Kill switches coming to Android, Windows phones

(RioPatuca/Shutterstock.com)

(RioPatuca/Shutterstock.com)

Relaxnews

, Last Updated: 11:47 AM ET

Following Apple's lead, a system for shutting down and wiping the contents of a handset will soon be standard on all phones.

The idea is that when the kill switch is activated, a handset becomes worthless. It no longer functions as a phone or a tablet and none of the information stored on it can be accessed as it has been deleted.

In this regard, Apple has been a pioneer in adding features and settings to all of its products -- from notebooks to tablets -- that help reduce the impact if a device is misplaced or stolen. Its Find My Phone app for example, enables users to track their device online and locate it remotely or, in the event of theft, permanently lock the device.

In September, it updated the feature with Activation Lock, which remotely shuts down an iPhone or iPad and wipes its memory, and according to a study by the New York State Attorney General, the new feature has had a dramatic effect on iPhone thefts.
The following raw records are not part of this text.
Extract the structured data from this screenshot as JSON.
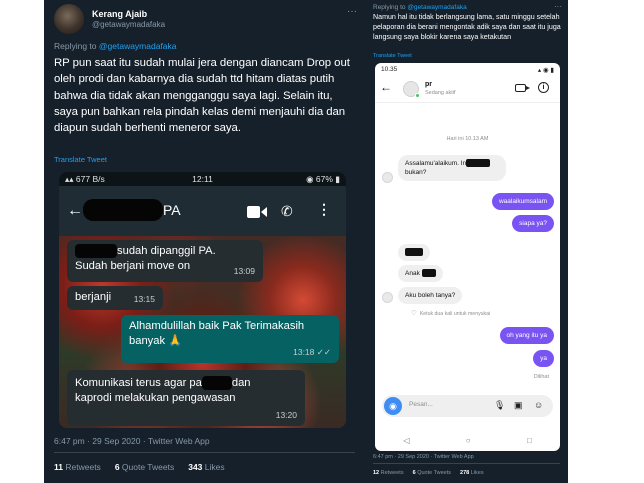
{
  "left_tweet": {
    "display_name": "Kerang Ajaib",
    "handle": "@getawaymadafaka",
    "replying_prefix": "Replying to ",
    "replying_to": "@getawaymadafaka",
    "more": "···",
    "body": "RP pun saat itu sudah mulai jera dengan diancam Drop out oleh prodi dan kabarnya dia sudah ttd hitam diatas putih bahwa dia tidak akan mengganggu saya lagi. Selain itu, saya pun bahkan rela pindah kelas demi menjauhi dia dan diapun sudah berhenti meneror saya.",
    "translate": "Translate Tweet",
    "timestamp": "6:47 pm · 29 Sep 2020 · Twitter Web App",
    "stats": {
      "retweets_count": "11",
      "retweets_label": "Retweets",
      "quotes_count": "6",
      "quotes_label": "Quote Tweets",
      "likes_count": "343",
      "likes_label": "Likes"
    },
    "whatsapp": {
      "status_signal": "▴▴ 677 B/s",
      "status_time": "12:11",
      "status_battery": "◉ 67% ▮",
      "back": "←",
      "contact_suffix": "PA",
      "call_icon": "✆",
      "menu_icon": "⋮",
      "messages": [
        {
          "line1_suffix": "sudah dipanggil PA.",
          "line2": "Sudah berjani move on",
          "time": "13:09"
        },
        {
          "text": "berjanji",
          "time": "13:15"
        },
        {
          "line1": "Alhamdulillah baik Pak Terimakasih",
          "line2": "banyak 🙏",
          "time": "13:18 ✓✓"
        },
        {
          "line1_prefix": "Komunikasi terus agar pa",
          "line1_suffix": "dan",
          "line2": "kaprodi melakukan pengawasan",
          "time": "13:20"
        }
      ]
    }
  },
  "right_tweet": {
    "replying_prefix": "Replying to ",
    "replying_to": "@getawaymadafaka",
    "more": "···",
    "body": "Namun hal itu tidak berlangsung lama, satu minggu setelah pelaporan dia berani mengontak adik saya dan saat itu juga langsung saya blokir karena saya ketakutan",
    "translate": "Translate Tweet",
    "timestamp": "6:47 pm · 29 Sep 2020 · Twitter Web App",
    "stats": {
      "retweets_count": "12",
      "retweets_label": "Retweets",
      "quotes_count": "6",
      "quotes_label": "Quote Tweets",
      "likes_count": "278",
      "likes_label": "Likes"
    },
    "instagram": {
      "status_time": "10.35",
      "status_right": "▴ ◉ ▮",
      "back": "←",
      "username": "pr",
      "active": "Sedang aktif",
      "info": "i",
      "date_divider": "Hari ini 10.13 AM",
      "msg_greeting_prefix": "Assalamu'alaikum. In",
      "msg_greeting_line2": "bukan?",
      "reply_1": "waalaikumsalam",
      "reply_2": "siapa ya?",
      "msg_anak": "Anak",
      "msg_ask": "Aku boleh tanya?",
      "like_hint": "Ketuk dua kali untuk menyukai",
      "reply_3": "oh yang itu ya",
      "reply_4": "ya",
      "seen": "Dilihat",
      "placeholder": "Pesan...",
      "nav_back": "◁",
      "nav_home": "○",
      "nav_recent": "□"
    }
  }
}
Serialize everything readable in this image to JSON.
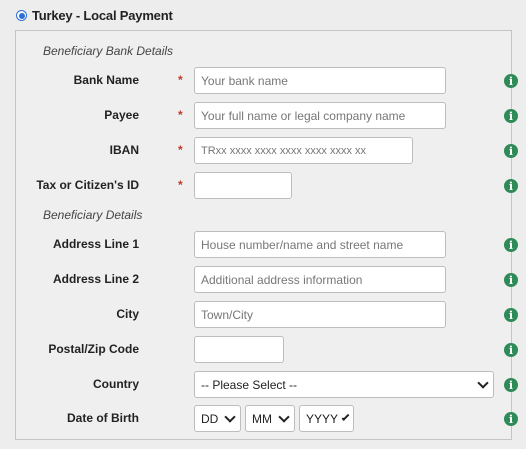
{
  "payment_option": {
    "label": "Turkey - Local Payment",
    "selected": true
  },
  "sections": {
    "bank": "Beneficiary Bank Details",
    "beneficiary": "Beneficiary Details"
  },
  "fields": {
    "bank_name": {
      "label": "Bank Name",
      "placeholder": "Your bank name",
      "required": true
    },
    "payee": {
      "label": "Payee",
      "placeholder": "Your full name or legal company name",
      "required": true
    },
    "iban": {
      "label": "IBAN",
      "placeholder": "TRxx xxxx xxxx xxxx xxxx xxxx xx",
      "required": true
    },
    "tax_id": {
      "label": "Tax or Citizen's ID",
      "placeholder": "",
      "required": true
    },
    "address1": {
      "label": "Address Line 1",
      "placeholder": "House number/name and street name"
    },
    "address2": {
      "label": "Address Line 2",
      "placeholder": "Additional address information"
    },
    "city": {
      "label": "City",
      "placeholder": "Town/City"
    },
    "postal": {
      "label": "Postal/Zip Code",
      "placeholder": ""
    },
    "country": {
      "label": "Country",
      "selected": "-- Please Select --"
    },
    "dob": {
      "label": "Date of Birth",
      "day": "DD",
      "month": "MM",
      "year": "YYYY"
    }
  },
  "required_marker": "*",
  "info_glyph": "i",
  "icons": {
    "info": "info-icon",
    "chevron": "chevron-down-icon"
  },
  "colors": {
    "accent": "#2b6fd6",
    "info": "#2e8b57",
    "required": "#c0392b"
  }
}
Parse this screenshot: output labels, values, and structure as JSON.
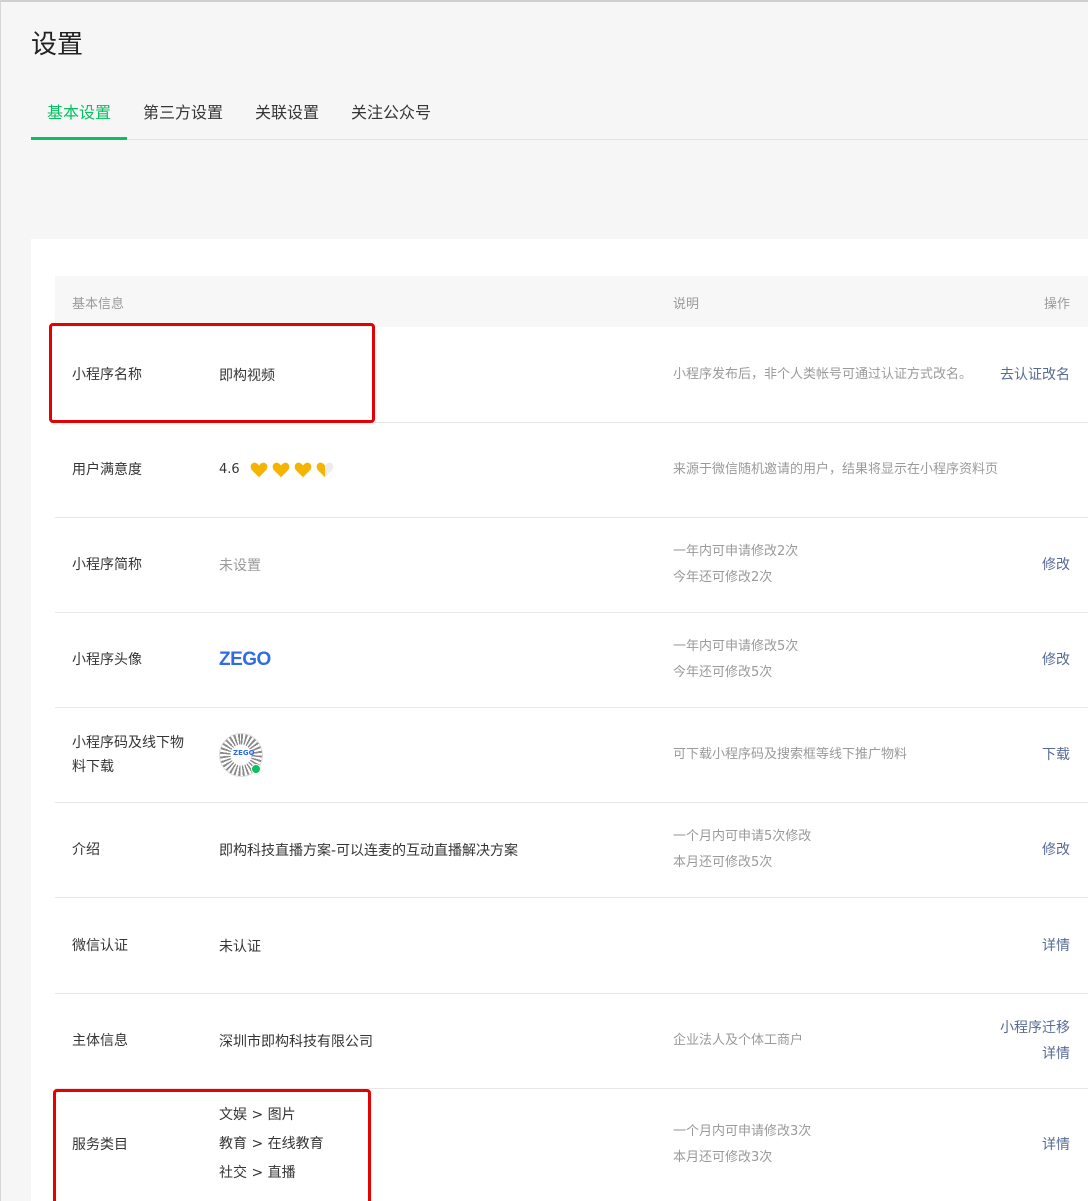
{
  "page": {
    "title": "设置"
  },
  "tabs": [
    {
      "label": "基本设置",
      "active": true
    },
    {
      "label": "第三方设置",
      "active": false
    },
    {
      "label": "关联设置",
      "active": false
    },
    {
      "label": "关注公众号",
      "active": false
    }
  ],
  "table": {
    "headers": {
      "info": "基本信息",
      "desc": "说明",
      "op": "操作"
    },
    "rows": [
      {
        "label": "小程序名称",
        "value": "即构视频",
        "desc": [
          "小程序发布后，非个人类帐号可通过认证方式改名。"
        ],
        "ops": [
          "去认证改名"
        ]
      },
      {
        "label": "用户满意度",
        "value": "4.6",
        "rating": 3.5,
        "desc": [
          "来源于微信随机邀请的用户，结果将显示在小程序资料页"
        ],
        "ops": []
      },
      {
        "label": "小程序简称",
        "value": "未设置",
        "desc": [
          "一年内可申请修改2次",
          "今年还可修改2次"
        ],
        "ops": [
          "修改"
        ]
      },
      {
        "label": "小程序头像",
        "value": "ZEGO",
        "desc": [
          "一年内可申请修改5次",
          "今年还可修改5次"
        ],
        "ops": [
          "修改"
        ]
      },
      {
        "label": "小程序码及线下物料下载",
        "value": "ZEGO",
        "desc": [
          "可下载小程序码及搜索框等线下推广物料"
        ],
        "ops": [
          "下载"
        ]
      },
      {
        "label": "介绍",
        "value": "即构科技直播方案-可以连麦的互动直播解决方案",
        "desc": [
          "一个月内可申请5次修改",
          "本月还可修改5次"
        ],
        "ops": [
          "修改"
        ]
      },
      {
        "label": "微信认证",
        "value": "未认证",
        "desc": [],
        "ops": [
          "详情"
        ]
      },
      {
        "label": "主体信息",
        "value": "深圳市即构科技有限公司",
        "desc": [
          "企业法人及个体工商户"
        ],
        "ops": [
          "小程序迁移",
          "详情"
        ]
      },
      {
        "label": "服务类目",
        "categories": [
          "文娱 > 图片",
          "教育 > 在线教育",
          "社交 > 直播"
        ],
        "desc": [
          "一个月内可申请修改3次",
          "本月还可修改3次"
        ],
        "ops": [
          "详情"
        ]
      }
    ]
  },
  "colors": {
    "accent": "#07c160",
    "link": "#576b95",
    "highlight": "#e60000",
    "heart": "#f5b400",
    "logo": "#2f6de1"
  }
}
Between January and May 2014, theft of Apple devices dropped by 17 percent, while in San Francisco iPhone thefts dropped by 38 percent in the first six months after Apple launched the feature in September 2013. London also saw a drop in Apple handset thefts of 24 percent over the same period but as a result also reported a rise in the number of thefts of other, non-Apple smartphones.

Despite being the world's leading smartphone operating system, Android has been slow to offer something similar, leading Samsung, Sony and LG to develop and offer their own protection systems.

However, that is all set to change. The Save our Smartphones (SOS) initiative, set up by the New York State Attorney General to raise awareness of the issue and to lobby the US government into making the smartphone kill switch a legal requirement, reported on Thursday that both Google's Android and Microsoft's Windows Phone platforms are being updated and will soon also feature kill switches to protect their customers' devices and the information stored on them.


Videos

Photos